Why Malawi – Why Now?

The necessity for this type of assistance is evident everywhere.  In my day to day life, I hear more about families who can’t afford the “luxury”  of paying school fees for their children, than any other single need.  I hear frequent stories of children who have actually completed their secondary education, but whose families do not have the money for them to “sit” the exams – less than $30, so they never receive their high school certificates!

In a country which is consistently listed among  the “top 5″ in terms of neediest countries (lowest  income per capita)  and has just been hit hard by the devaluation of their currency,  the issues of food, clean water and housing are seriously challenged, which leaves the ability to pay for school fees/supplies next to impossible.

When I met 21 year old Laison, he was sitting in the back of a pre-school with a tattered, cover-less book in his hands. When the young children went out to play, I approached him, curious as to why he was there, amongst 3-6 year olds. In our conversation,  I asked him if he liked to read, at which he lit up like Christmas  and then shyly, began to read to me from the book (in English).  I almost wept – then I found out his story: Laison had to drop out of school when his grandmother, Annie, was no longer able to pay school fees for him.  Upon the death of two of her children from HIV/AIDS, she found herself caring for 5 children from the two families.

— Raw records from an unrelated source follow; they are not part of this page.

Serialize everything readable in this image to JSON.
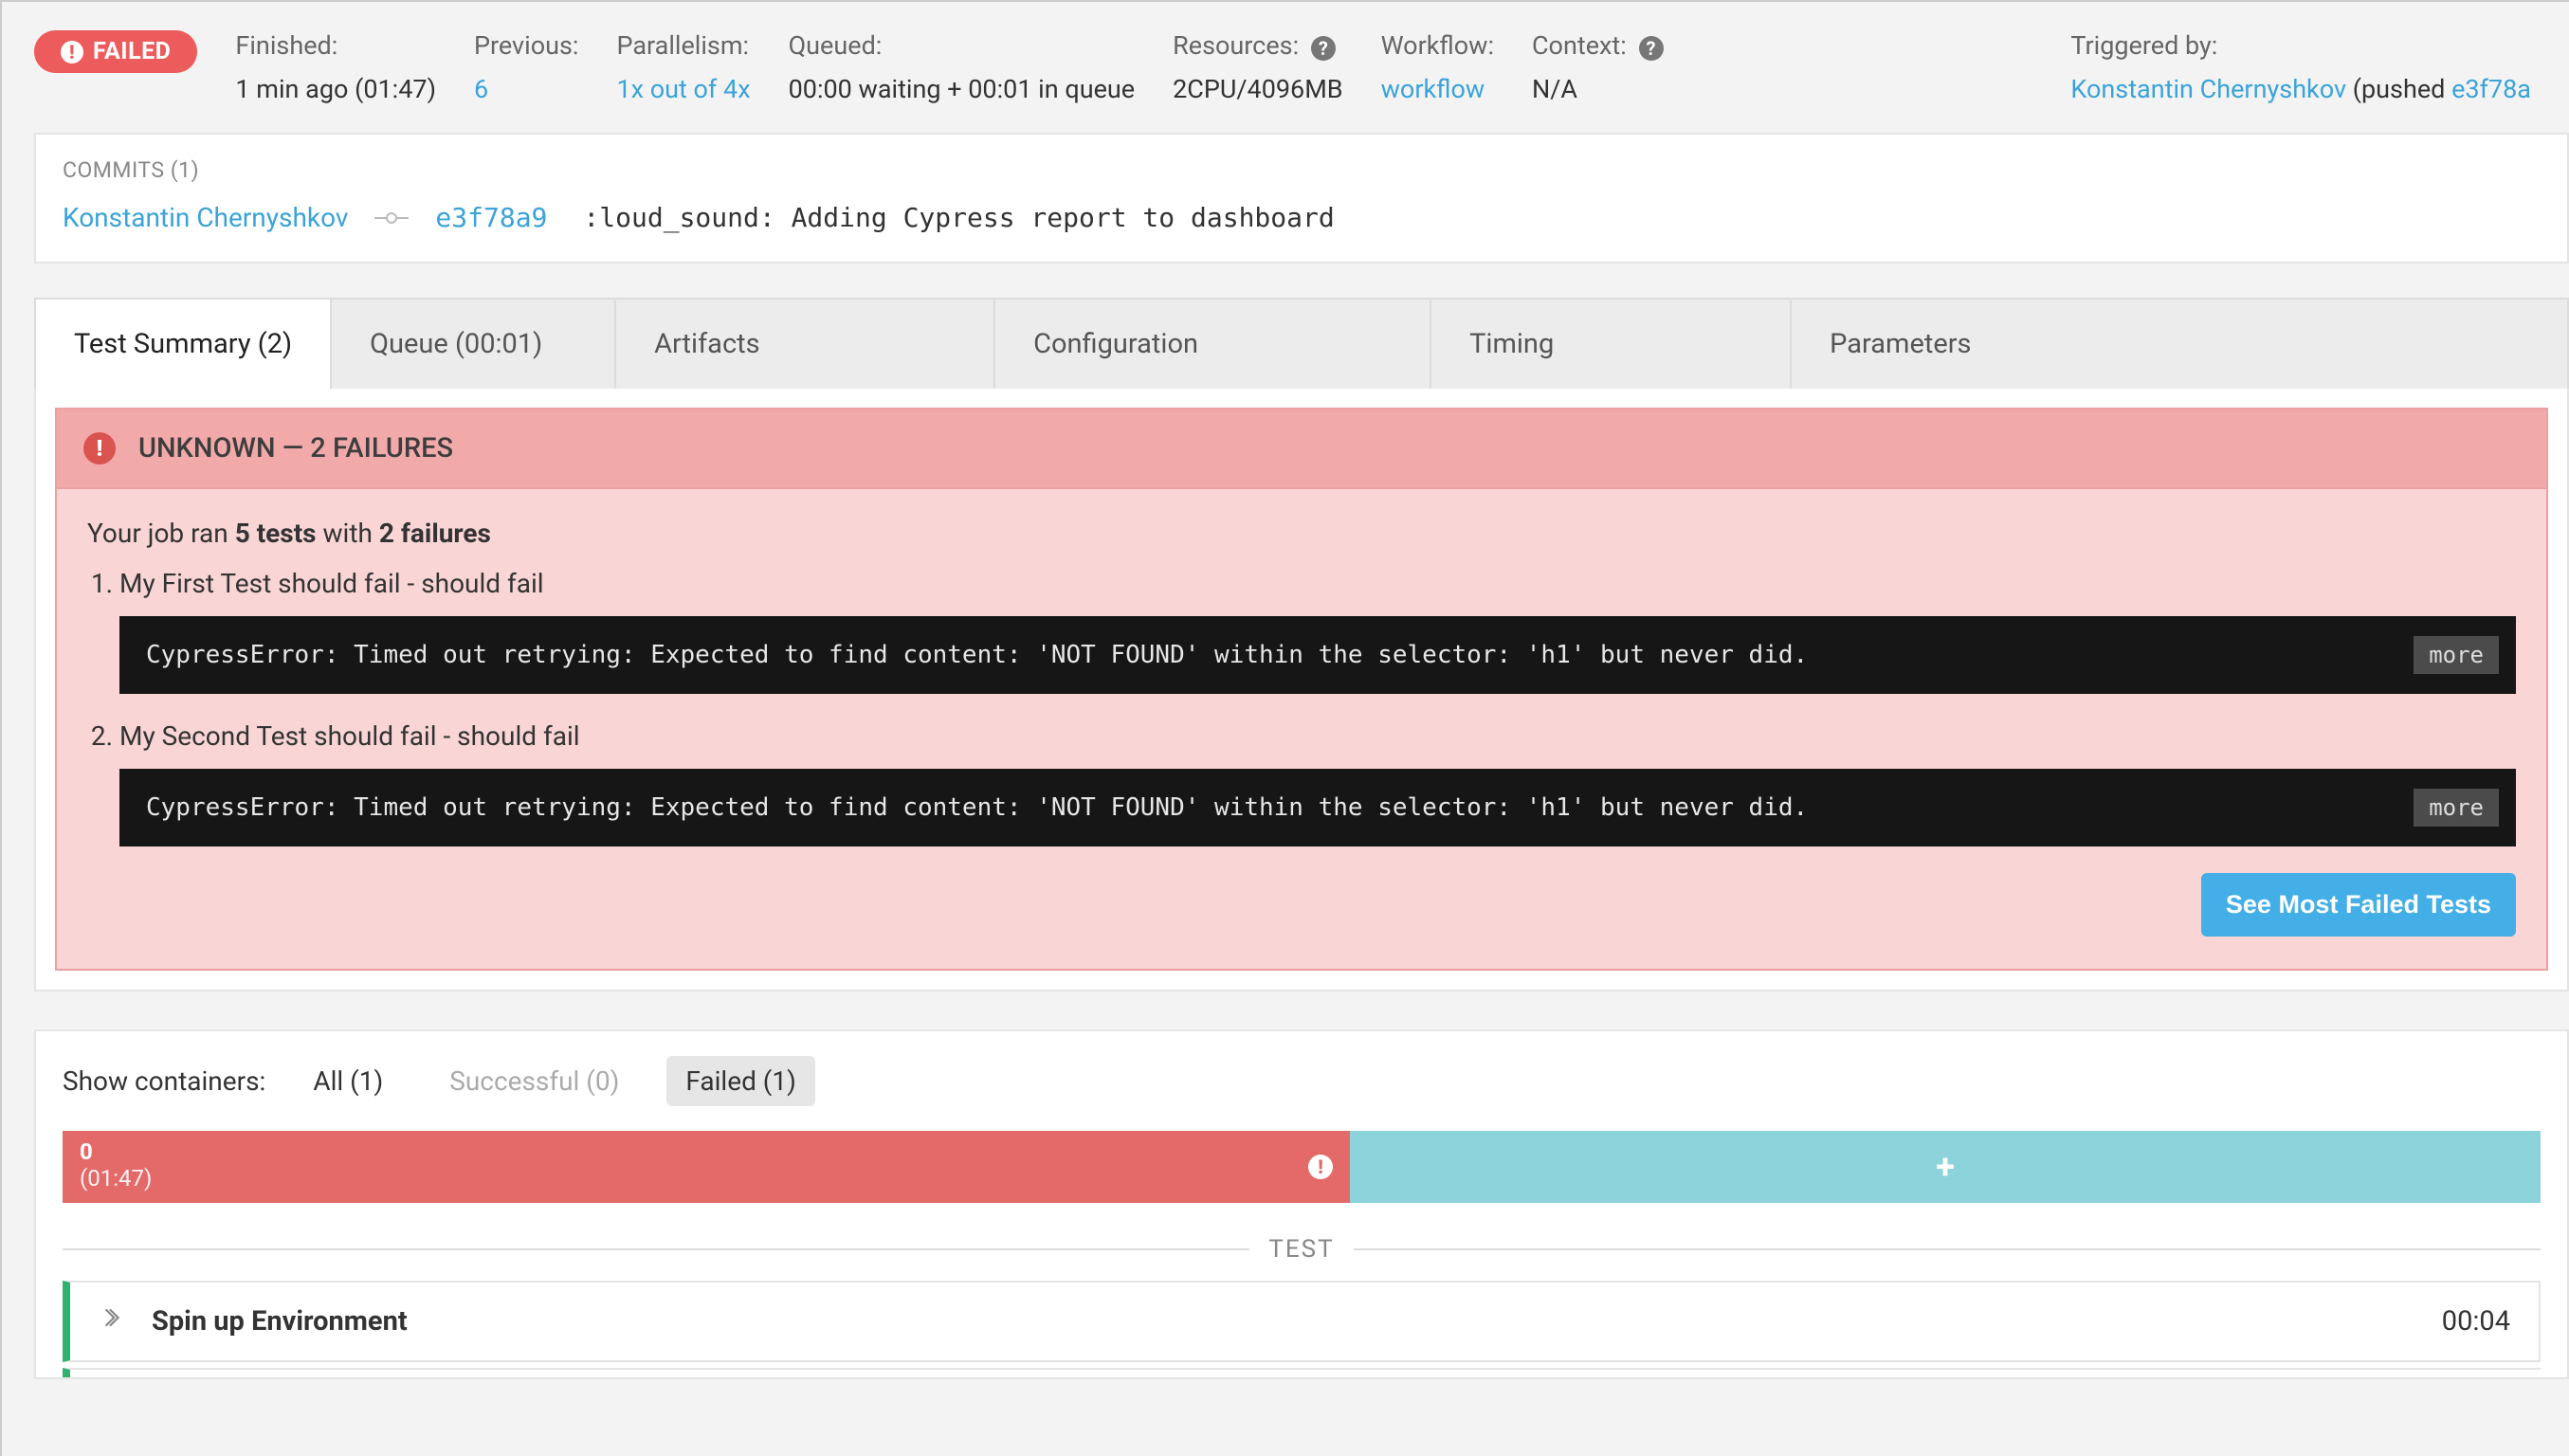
{
  "status_badge": "FAILED",
  "meta": {
    "finished": {
      "label": "Finished:",
      "value": "1 min ago (01:47)"
    },
    "previous": {
      "label": "Previous:",
      "value": "6"
    },
    "parallelism": {
      "label": "Parallelism:",
      "value": "1x out of 4x"
    },
    "queued": {
      "label": "Queued:",
      "value": "00:00 waiting + 00:01 in queue"
    },
    "resources": {
      "label": "Resources:",
      "value": "2CPU/4096MB"
    },
    "workflow": {
      "label": "Workflow:",
      "value": "workflow"
    },
    "context": {
      "label": "Context:",
      "value": "N/A"
    },
    "triggered": {
      "label": "Triggered by:",
      "name": "Konstantin Chernyshkov",
      "action": " (pushed ",
      "hash": "e3f78a"
    }
  },
  "commits": {
    "title": "COMMITS (1)",
    "author": "Konstantin Chernyshkov",
    "hash": "e3f78a9",
    "message": ":loud_sound: Adding Cypress report to dashboard"
  },
  "tabs": {
    "summary": "Test Summary (2)",
    "queue": "Queue (00:01)",
    "artifacts": "Artifacts",
    "configuration": "Configuration",
    "timing": "Timing",
    "parameters": "Parameters"
  },
  "failure": {
    "banner": "UNKNOWN — 2 FAILURES",
    "line_pre": "Your job ran ",
    "tests_count": "5 tests",
    "line_mid": " with ",
    "fail_count": "2 failures",
    "items": [
      {
        "title": "My First Test should fail - should fail",
        "error": "CypressError: Timed out retrying: Expected to find content: 'NOT FOUND' within the selector: 'h1' but never did."
      },
      {
        "title": "My Second Test should fail - should fail",
        "error": "CypressError: Timed out retrying: Expected to find content: 'NOT FOUND' within the selector: 'h1' but never did."
      }
    ],
    "more_label": "more",
    "see_failed_btn": "See Most Failed Tests"
  },
  "containers": {
    "label": "Show containers:",
    "all": "All (1)",
    "successful": "Successful (0)",
    "failed": "Failed (1)",
    "bar0": {
      "num": "0",
      "time": "(01:47)"
    },
    "sep": "TEST",
    "step0": {
      "name": "Spin up Environment",
      "duration": "00:04"
    }
  }
}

Since Laison was the oldest, he had to leave school to work and help his grandmother support them all. This was particularly distressing to Annie, as Laison had been a top student and had a passion for learning which he had to give up. So at the age of 21, Laison had still not completed high school.  When I inquired about school fees, I was shocked to learn that for only about $60 a year, I could help this bright, eager young student, finish his studies.  Laison has been enrolled in a local secondary school where he is currently a junior, and WILL finish his education – AND sit his exams!

Such a simple thing – such a HUGE impact.  There are thousands of Laisons throughout Malawi – who, but for a few bucks, are tending gardens and washing clothes instead of attending school.  Can you imagine?

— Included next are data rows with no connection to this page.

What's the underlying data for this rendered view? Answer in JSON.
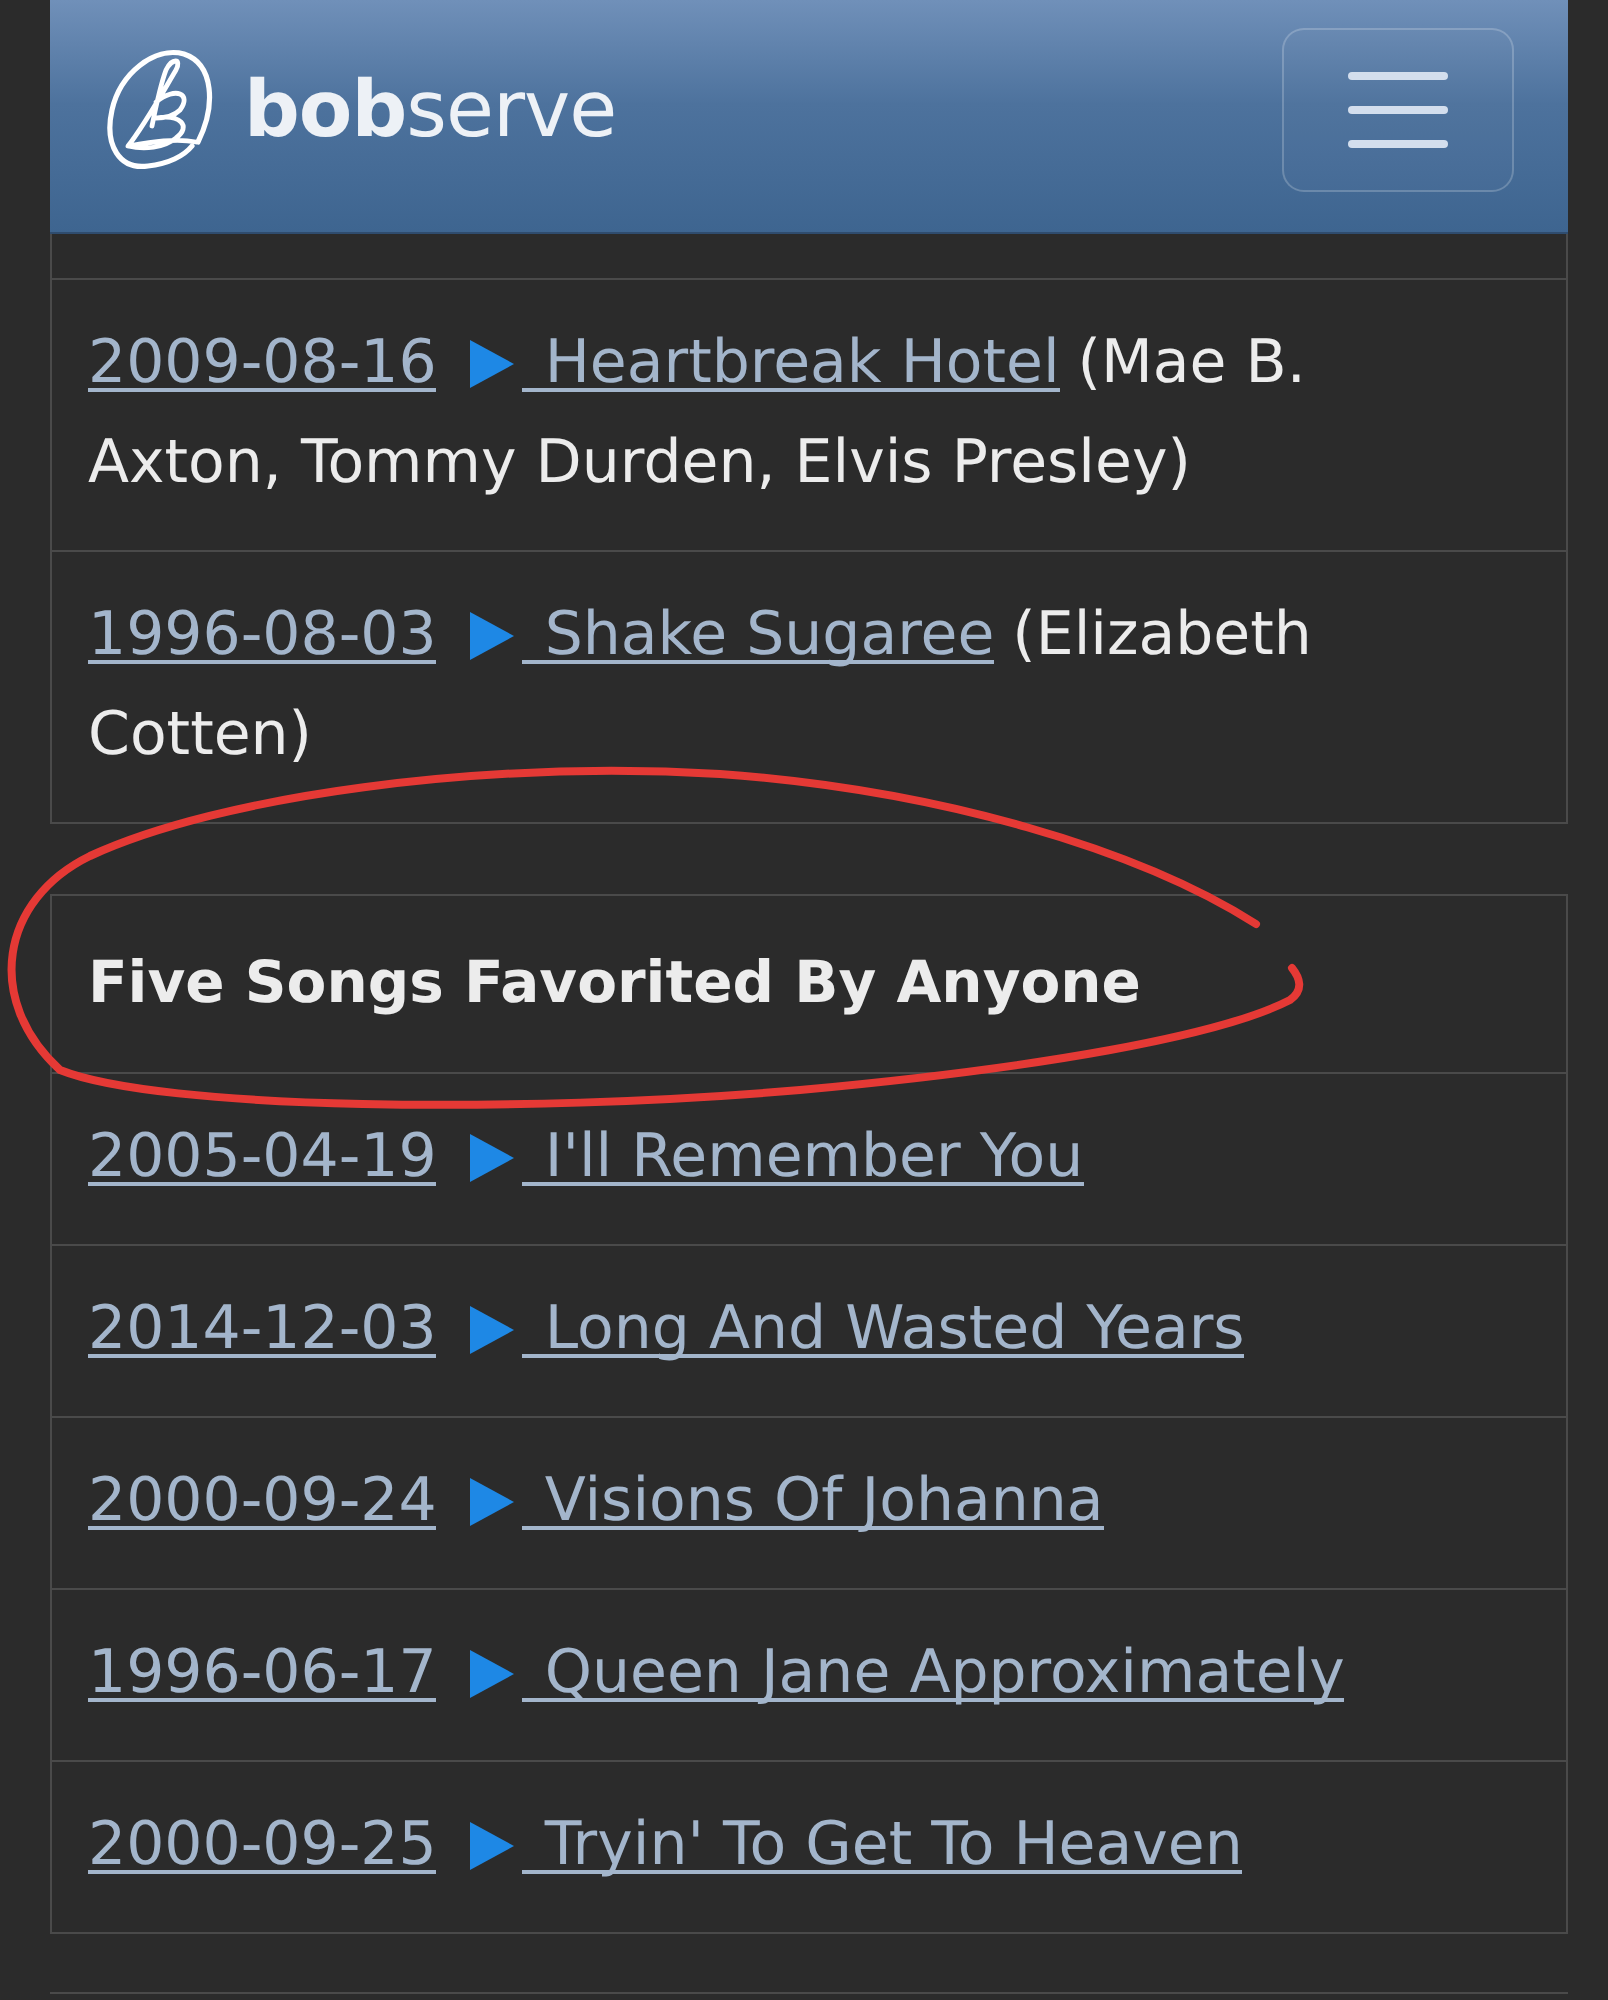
{
  "navbar": {
    "brand": "**bob**serve"
  },
  "recent_songs": [
    {
      "date": "2009-08-16",
      "title": "Heartbreak Hotel",
      "artists": "(Mae B. Axton, Tommy Durden, Elvis Presley)"
    },
    {
      "date": "1996-08-03",
      "title": "Shake Sugaree",
      "artists": "(Elizabeth Cotten)"
    }
  ],
  "favorites": {
    "heading": "Five Songs Favorited By Anyone",
    "songs": [
      {
        "date": "2005-04-19",
        "title": "I'll Remember You"
      },
      {
        "date": "2014-12-03",
        "title": "Long And Wasted Years"
      },
      {
        "date": "2000-09-24",
        "title": "Visions Of Johanna"
      },
      {
        "date": "1996-06-17",
        "title": "Queen Jane Approximately"
      },
      {
        "date": "2000-09-25",
        "title": "Tryin' To Get To Heaven"
      }
    ]
  }
}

Half of the funds raised for RIDE/365 will go to school kits and school fees for vulnerable children like Laison.   Go to www.worldrelief.org/ride365 to join us in supporting vulnerable children like Laison.

 

A Big Thanks to Race Pace

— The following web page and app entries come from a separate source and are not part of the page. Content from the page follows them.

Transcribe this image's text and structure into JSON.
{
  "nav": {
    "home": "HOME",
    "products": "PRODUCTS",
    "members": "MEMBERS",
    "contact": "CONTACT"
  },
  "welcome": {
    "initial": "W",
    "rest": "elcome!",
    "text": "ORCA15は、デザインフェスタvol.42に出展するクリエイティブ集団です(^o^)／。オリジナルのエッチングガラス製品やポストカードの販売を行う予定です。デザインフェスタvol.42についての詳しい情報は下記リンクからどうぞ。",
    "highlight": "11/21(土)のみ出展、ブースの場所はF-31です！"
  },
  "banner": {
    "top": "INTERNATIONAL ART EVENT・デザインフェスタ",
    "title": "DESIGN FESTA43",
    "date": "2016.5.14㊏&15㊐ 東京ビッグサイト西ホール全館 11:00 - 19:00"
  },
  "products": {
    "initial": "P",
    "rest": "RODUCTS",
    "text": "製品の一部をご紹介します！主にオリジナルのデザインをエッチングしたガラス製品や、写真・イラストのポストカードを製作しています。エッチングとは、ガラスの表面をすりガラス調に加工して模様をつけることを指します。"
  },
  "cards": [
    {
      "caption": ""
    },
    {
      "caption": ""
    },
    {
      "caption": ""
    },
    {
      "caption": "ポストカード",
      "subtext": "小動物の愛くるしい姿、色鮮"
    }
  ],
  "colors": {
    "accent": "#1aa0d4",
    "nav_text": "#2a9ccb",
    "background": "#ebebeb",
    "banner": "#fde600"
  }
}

A 365 mile bike ride is not something you can undertake alone. Women Who Stand would like to extend a huge “Thank You” to Race Pace (www.racepacebicycles.com), one of our ride sponsors. They are providing amazing pre-ride support in the way of bike repair classes, bike fittings, bike tune-ups, yoga lessons for riders, nutritional tips, and discounts on merchandise. Also, for the ride itself, they are sending us with equipment and tools for any kind of repair we might need.

This past Sunday evening, some of the riders attended the first of two bike repair classes. Nik & Spencer from Race Pace taught the riders how to fix a flat tire and each rider was able to practice changing their tubes. They were also led the group through some yoga stretches which will help keep riders limber after a long ride. Finally, they shared thoughts on keeping adequately fed and hydrated on the ride.

Esther Frey (green), Debbie Foreman (white) and Allison Gerbereux (blue) learning how to fix a flat tire.

Esther Frey and Debbie Foreman changing their tubes with the help of Mark Vaselkiv.

Beth Behrle working on her tire.

Thanks again Race Pace. You guys are awesome!

To learn more about Ride/365, visit our website at www.worldrelief.org/ride365.